[An updated version of this biography can be found at James M. Buchanan in the 2nd edition.]
James Buchanan is the cofounder, along with Gordon Tullock, of public choice theory (see Public Choice Theory). Buchanan entered the University of Chicago's graduate economics program as a "libertarian socialist." After six weeks of taking Frank Knight's course in price theory, recalls Buchanan, he had been converted into a zealous free marketer.
Buchanan's next big conversion came while reading an article in German by Swedish economist Knut Wicksell. The obscure 1896 article's message was that only taxes and government spending that are unanimously approved can be justified. That way, argued Wicksell, taxes used to pay for programs would have to be taken from those who benefited from those programs. Wicksell's idea contradicted the mainstream forties' view, still the mainstream view, that there need be no connection between what a taxpayer pays and what he receives in benefits. But Buchanan found it persuasive. He translated the essay into English and started thinking more along Wicksell's lines.
One of the products of his thinking was a book, coauthored with Gordon Tullock, titled The Calculus of Consent. They showed that the unanimity requirement is unworkable in practice. They then considered modifications to the rule, what they called "workable unanimity." Their book, along with Anthony Downs's An Economic Theory of Democracy, helped start the field of public choice and is now considered a classic. Together, Buchanan and Tullock also started the academic journal Public Choice.
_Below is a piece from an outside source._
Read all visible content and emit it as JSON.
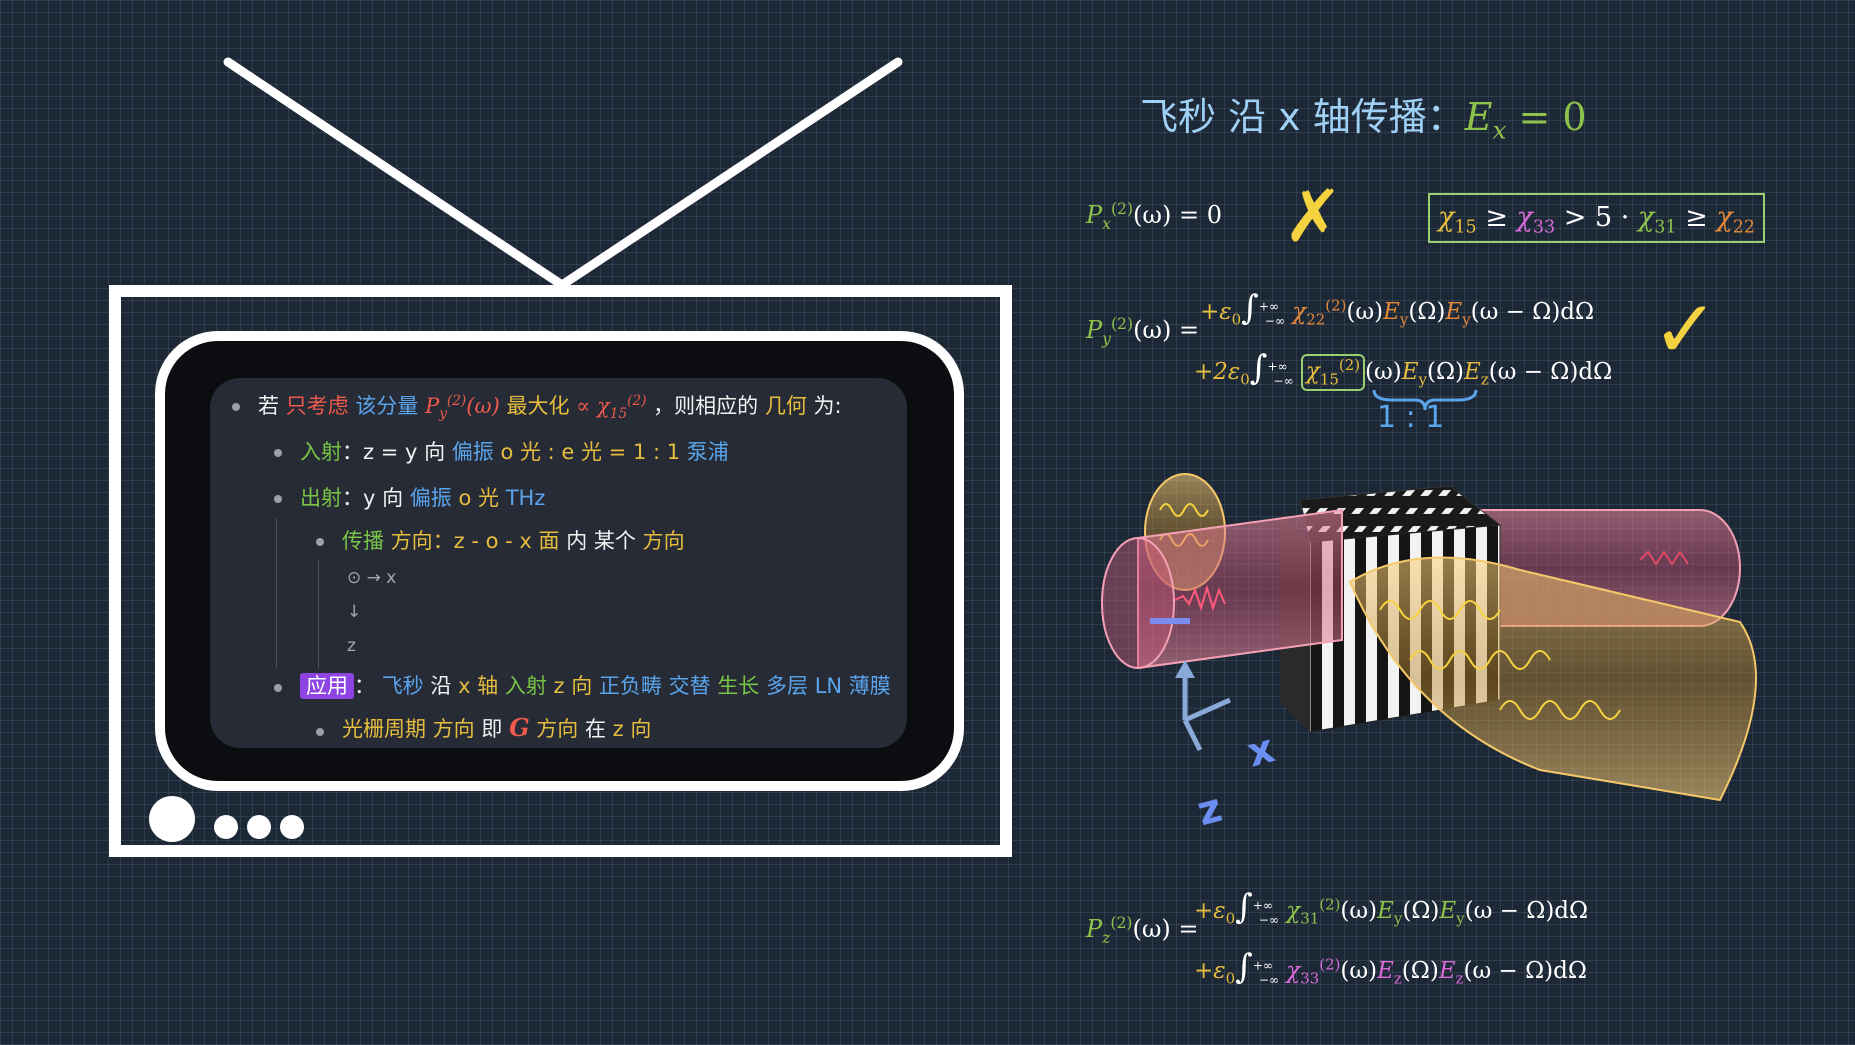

Perhaps Buchanan's most important contribution to economics is his distinction between two levels of public choice—the initial level at which a constitution is chosen, and the postconstitutional level. The first is like setting rules of a game, and the second is like playing the game within the rules. Buchanan has proselytized his fellow economists to think more about the first level instead of mucking about as political players at the second level. To spread this way of thinking, Buchanan has even started a new journal called Constitutional Economics.
Buchanan also believes that because costs are subjective, much of welfare economics—cost-benefit analysis, and so on—is wrongheaded. He spells out these views in detail in Cost and Choice, an uncommonly impassioned economics book. Yet Buchanan has not persuaded most of his economist colleagues on this issue.
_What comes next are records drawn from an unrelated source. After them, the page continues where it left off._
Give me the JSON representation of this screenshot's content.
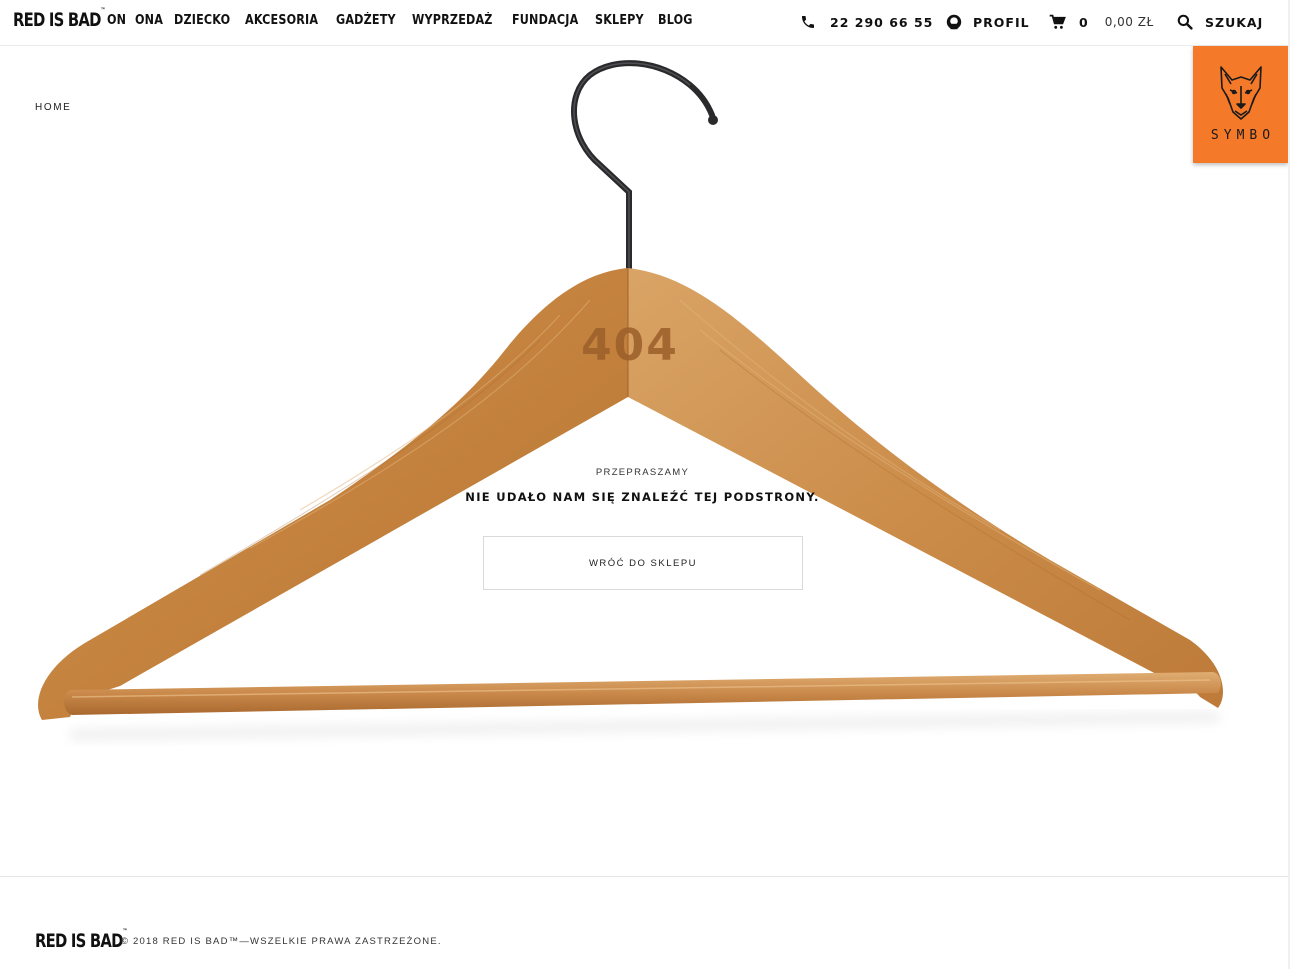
{
  "brand": {
    "logo": "RED IS BAD",
    "tm": "™"
  },
  "nav": {
    "items": [
      "ON",
      "ONA",
      "DZIECKO",
      "AKCESORIA",
      "GADŻETY",
      "WYPRZEDAŻ",
      "FUNDACJA",
      "SKLEPY",
      "BLOG"
    ]
  },
  "header": {
    "phone": "22 290 66 55",
    "profile_label": "PROFIL",
    "cart_count": "0",
    "cart_total": "0,00 ZŁ",
    "search_label": "SZUKAJ"
  },
  "symbo": {
    "label": "SYMBO",
    "accent": "#f47a2a"
  },
  "breadcrumb": {
    "home": "HOME"
  },
  "error": {
    "code": "404",
    "title": "PRZEPRASZAMY",
    "message": "NIE UDAŁO NAM SIĘ ZNALEŹĆ TEJ PODSTRONY.",
    "button": "WRÓĆ DO SKLEPU"
  },
  "footer": {
    "copyright": "© 2018 RED IS BAD™—WSZELKIE PRAWA ZASTRZEŻONE."
  },
  "icons": [
    "phone-icon",
    "profile-icon",
    "cart-icon",
    "search-icon",
    "wolf-icon"
  ]
}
Buchanan was awarded the 1986 Nobel Prize in economics for "his development of the contractual and constitutional bases for the theory of economic and political decision making." Buchanan is a southerner and proud of his heritage. He was born in Murfreeboro, Tennessee, and has spent most of his academic life in Virginia, first at the University of Virginia, then at Virginia Polytechnic Institute and State University, and most recently, at George Mason University. In 1969 Buchanan became the first director of the Center for the Study of Public Choice. He was president of the Southern Economic Association in 1963 and of the Western Economic Association in 1983 and 1984, and vice president of the American Economic Association in 1971.
(With Gordon Tullock.) The Calculus of Consent: Logical Foundations of Constitutional Democracy. 1962.
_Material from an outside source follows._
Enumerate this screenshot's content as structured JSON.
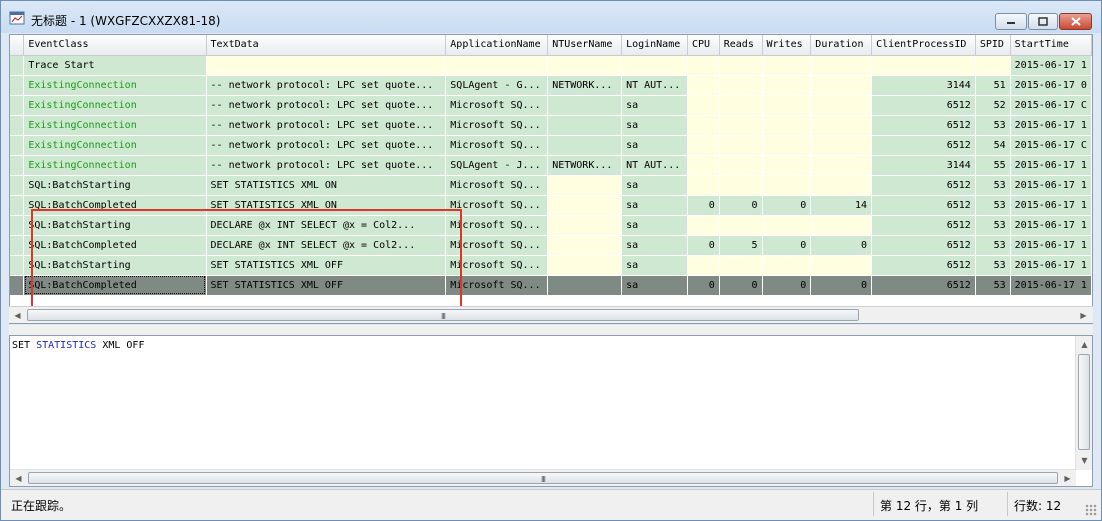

Cost and Choice. 1969.
Freedom in Constitutional Contract. 1977.
(With Robert P. Tollison.) The Limits of Liberty. 1975.
(With Geoffrey Brennan.) The Power to Tax. 1980.